[00:32:26.82] Sophia, thank you so much for putting those three poems in conversation with one another and putting them in the context of your own writing and thinking. Thank you also for that benediction and may it be so. Listeners, thank you so much for sharing your time with us. We're always so grateful to have you here.
[00:32:45.40] If you're new to the podcast, we have a steadily growing back catalog of episodes that I hope you'll check out. You're also enthusiastically invited to explore Voca where you can find more than 1,000 hours of poets reading their work for the Poetry Center. Find Voca at voca.arizona.edu. Thanks again for joining us. We'll see you next time.

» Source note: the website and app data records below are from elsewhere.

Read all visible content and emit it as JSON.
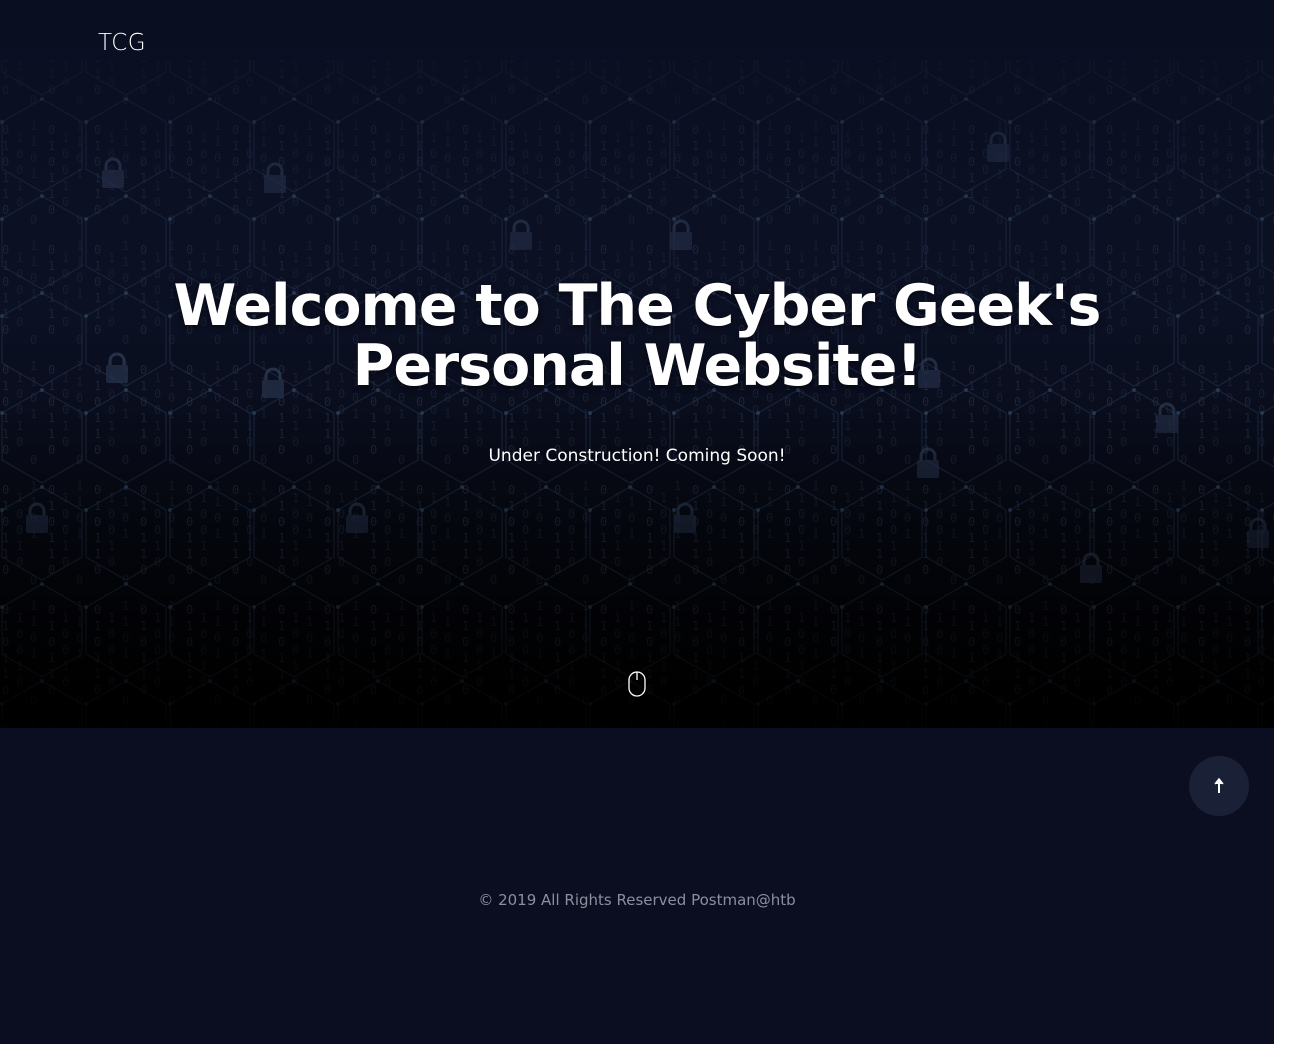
{
  "header": {
    "brand": "TCG"
  },
  "hero": {
    "title_line1": "Welcome to The Cyber Geek's",
    "title_line2": "Personal Website!",
    "subtitle": "Under Construction! Coming Soon!",
    "scroll_icon": "mouse-scroll-icon"
  },
  "back_to_top": {
    "icon": "arrow-up-icon",
    "label": "↑"
  },
  "footer": {
    "copyright": "© 2019 All Rights Reserved Postman@htb"
  },
  "colors": {
    "background": "#0a0e20",
    "hero_dark": "#05070f",
    "text": "#ffffff",
    "footer_text": "#8a8f9e",
    "button_bg": "#1a2036"
  }
}
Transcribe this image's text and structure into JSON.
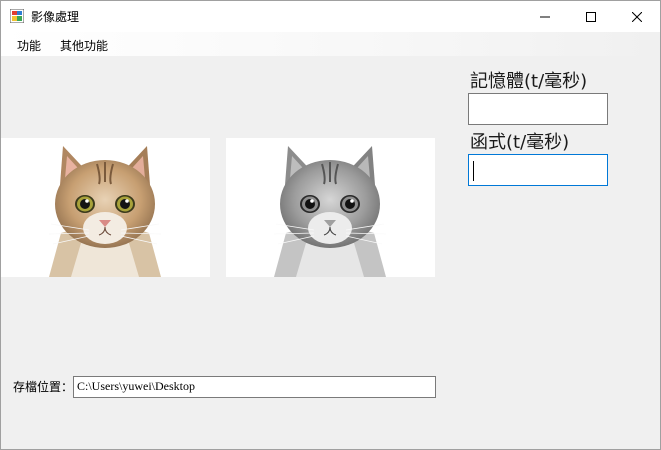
{
  "window": {
    "title": "影像處理",
    "controls": [
      "minimize",
      "maximize",
      "close"
    ]
  },
  "menu": {
    "items": [
      {
        "label": "功能"
      },
      {
        "label": "其他功能"
      }
    ]
  },
  "images": {
    "original": {
      "description_icon": "cat-color-image"
    },
    "processed": {
      "description_icon": "cat-grayscale-image"
    }
  },
  "timings": {
    "memory_label": "記憶體(t/毫秒)",
    "memory_value": "",
    "function_label": "函式(t/毫秒)",
    "function_value": ""
  },
  "save": {
    "label": "存檔位置：",
    "path": "C:\\Users\\yuwei\\Desktop"
  }
}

[00:33:11.31] Poetry Centered is a project of the University of Arizona Poetry Center, home to a world class library collection of more than 80,000 items related to contemporary poetry in English and English translation. Located on the campus of the University of Arizona in Tucson, the Poetry Center library and buildings are housed on the Indigenous homelands of the Tohono O'odham and Pascua Yaqui. Poetry Centered is the work of Aria Pahari, that's me, and Julie Swarstad Johnson. Explore Voca, the Poetry Center's audiovisual archive online at voca.arizona.edu.